Women still don’t earn as much money as men. Women make about 81% of what men earn, or about $11,000 less every year.
The chart below from the U.S. Bureau of Labor Statistics shows that while the trend is improving, women of all age groups still don’t make as much money as men.
Women Make Less Money
Overall, women today make about 81% of what men make. This has climbed steadily from a rate of about 62% 36 years ago in 1979. The typical American woman today earns about $39,000 a year. The typical American man makes about $50,000 annually.
Young Women Make Less Money
Young women make about 90% of what young men make.
Young women between the ages of 16 and 24 have seen the least improvement over the past 35 years. They also make the most money compared to men in the same age group at about 90% of male earnings. The reason younger women earn more compared to men is likely because of the lower income jobs available to younger people.
Workers in the high school and college age brackets are more likely to have service and minimum wage jobs like waiting tables, bartending, flipping burgers or working in front line retail positions. These lower paying jobs tend to pay the same regardless of age, gender, education or status. It’s not surprising therefore that the gender gap is smaller here, though it does still exist.
Looking at the next age group up, the green line shows that women in the 25 to 34 year old age group have caught up with their younger counterparts. In 1979, these young women earned only about 67% of what men of the same age earned. Today, they’re making 90% of male earnings for a 23% jump.

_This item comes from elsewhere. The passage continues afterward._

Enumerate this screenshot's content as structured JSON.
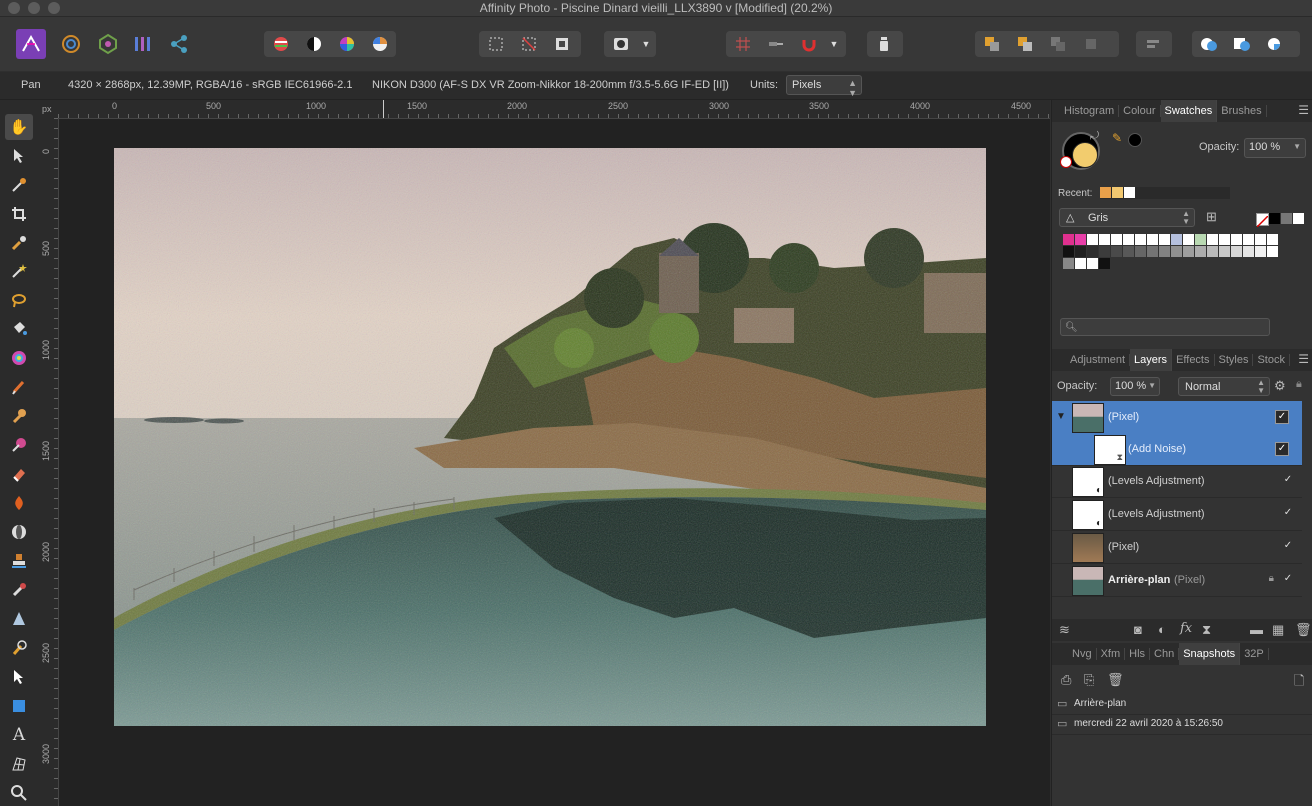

Middle aged women make 75% to 80% of what men make.
The glass ceiling comes into play more as women get older. Between the ages of 35 and 65, things have mostly improved, though not as much. While women in this age bracket were making 60% of what men made or less 35 years ago, they’re now making from 75% to 80% of what men make. Middle aged women haven’t gained on male earnings as fast as those in the 25 to 34 year old group. It appears that men are either getting more promotions and more pay hikes as they gain experience or have an easier time being accepted into higher paying jobs to begin with. By contrast, as women gain experience, they’re generally being shut out of the higher pay brackets.
Women 65 and older make 77% of what men make.
The data show a curious trend for women age 65 and older. In this bracket, women started out earning about 77% of what men earned in the late 70’s. Over the next five years, female earnings showed a precipitous drop, bottoming out at about 65% of male earnings. From then to the present day, women in this age bracket have earned steadily more, making it back to where they started at about 77% of male earnings.
It’s been speculated that the reason for the large drop in female earnings in the early 80’s was caused by a correspondingly large spike in the number of older women entering the workforce at the same time. In other words, with an increased supply of older women in the labor market, their pay declined. The lack of a similarly large increase in men of the same age entering the workforce during that time period may at least partially explain why male wages didn’t similarly decline.
Women’s earnings may have come a long way over the past 35 years, but with women in general earning only 81% of what men earn, the economic gender gap remains vast.
- U.S. Bureau of Labor Statistics
- Gender Gap – The Library of Economics and Liberty
- Labor Force Participation and Work Status of People 65 Years and Older – U.S. Census Bureau